** Opening Given data block **

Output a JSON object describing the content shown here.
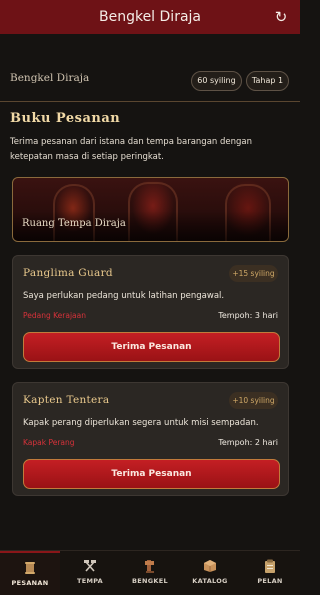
{
  "app": {
    "title": "Bengkel Diraja"
  },
  "header": {
    "title": "Bengkel Diraja",
    "coins": "60 syiling",
    "stage": "Tahap 1"
  },
  "section": {
    "title": "Buku Pesanan",
    "description": "Terima pesanan dari istana dan tempa barangan dengan ketepatan masa di setiap peringkat."
  },
  "banner": {
    "label": "Ruang Tempa Diraja"
  },
  "orders": [
    {
      "name": "Panglima Guard",
      "reward": "+15 syiling",
      "text": "Saya perlukan pedang untuk latihan pengawal.",
      "item": "Pedang Kerajaan",
      "deadline": "Tempoh: 3 hari",
      "button": "Terima Pesanan"
    },
    {
      "name": "Kapten Tentera",
      "reward": "+10 syiling",
      "text": "Kapak perang diperlukan segera untuk misi sempadan.",
      "item": "Kapak Perang",
      "deadline": "Tempoh: 2 hari",
      "button": "Terima Pesanan"
    }
  ],
  "nav": [
    {
      "label": "PESANAN",
      "icon": "scroll-icon",
      "active": true
    },
    {
      "label": "TEMPA",
      "icon": "crossed-hammers-icon",
      "active": false
    },
    {
      "label": "BENGKEL",
      "icon": "anvil-icon",
      "active": false
    },
    {
      "label": "KATALOG",
      "icon": "box-icon",
      "active": false
    },
    {
      "label": "PELAN",
      "icon": "clipboard-icon",
      "active": false
    }
  ],
  "colors": {
    "appbar": "#6e1216",
    "accent_gold": "#e9c98d",
    "button_red": "#c41f24",
    "item_red": "#d6323a"
  }
}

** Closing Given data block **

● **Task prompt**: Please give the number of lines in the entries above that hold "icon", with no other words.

● **Output for this task**: 5